|Hans and Shela Baantjer perform at the historical society.|
The guest speaker for the evening was Nancy J. Tanaguchi, a professor of history at California State University, Stanislaus. She is a former faculty member of the College of Eastern Utah, Price, where she taught history for five years.
Tanaguchi was born in Virginia but was raised in Castle Valley. She and her husband Robert Tanaguchi, a native of Price, were teaching in the Middle East when they met and married. They now live in Turloch, Calif. The invitation to speak to the Emery County Historical Society allowed her and her husband to come to Utah and renew acquaintances with friends and relatives.

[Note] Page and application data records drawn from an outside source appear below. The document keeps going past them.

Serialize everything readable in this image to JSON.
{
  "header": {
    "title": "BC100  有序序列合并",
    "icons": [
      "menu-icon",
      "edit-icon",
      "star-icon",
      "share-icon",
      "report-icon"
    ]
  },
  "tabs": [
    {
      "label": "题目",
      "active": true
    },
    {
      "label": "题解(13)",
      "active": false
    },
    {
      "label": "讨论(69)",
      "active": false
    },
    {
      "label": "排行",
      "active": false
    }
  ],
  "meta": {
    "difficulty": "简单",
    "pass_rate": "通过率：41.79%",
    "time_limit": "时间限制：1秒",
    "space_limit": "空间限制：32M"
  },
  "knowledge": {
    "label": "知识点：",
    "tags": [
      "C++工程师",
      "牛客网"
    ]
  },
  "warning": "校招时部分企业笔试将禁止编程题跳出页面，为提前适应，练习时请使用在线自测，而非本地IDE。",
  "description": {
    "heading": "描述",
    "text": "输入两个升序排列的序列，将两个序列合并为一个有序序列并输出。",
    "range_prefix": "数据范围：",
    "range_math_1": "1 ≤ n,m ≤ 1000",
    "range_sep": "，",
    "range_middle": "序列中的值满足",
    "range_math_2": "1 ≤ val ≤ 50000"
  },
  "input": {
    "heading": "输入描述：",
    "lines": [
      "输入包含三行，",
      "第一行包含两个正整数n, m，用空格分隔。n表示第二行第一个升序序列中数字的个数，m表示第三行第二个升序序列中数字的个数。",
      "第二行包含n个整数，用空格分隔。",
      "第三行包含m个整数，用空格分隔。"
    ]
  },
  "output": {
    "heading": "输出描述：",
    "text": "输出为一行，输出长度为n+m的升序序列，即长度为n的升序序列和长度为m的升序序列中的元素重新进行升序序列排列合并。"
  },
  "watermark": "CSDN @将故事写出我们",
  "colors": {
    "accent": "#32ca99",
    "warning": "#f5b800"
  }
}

Nancy Tanaguchi has written and published several articles and books about the mining industry in Utah, tied with the history of Utah, the United States and Europe. The topics she discussed came from her book "Castle Valley, America, Hard Land, Hard Won Home." She quoted several historical events about the railroads, the mines, mine owners, payroll robbery, pioneers and the settling of Castle Valley Country. The book tells the stories of people living in Carbon and Emery counties from 1807-2004, struggling to scratch out a living in this desert valley, surrounded by mountains. This book has over 300 pages and contains 40 photos and a map of the Castle Valley area. The book is available at the museum.
Another book written by Nancy Tanaguchi and mentioned by her is titled "Necessary Fraud: Progressive Reform and Utah Coal." This book is about murder, intrigue, court battles and money made and lost in the Utah mining industry.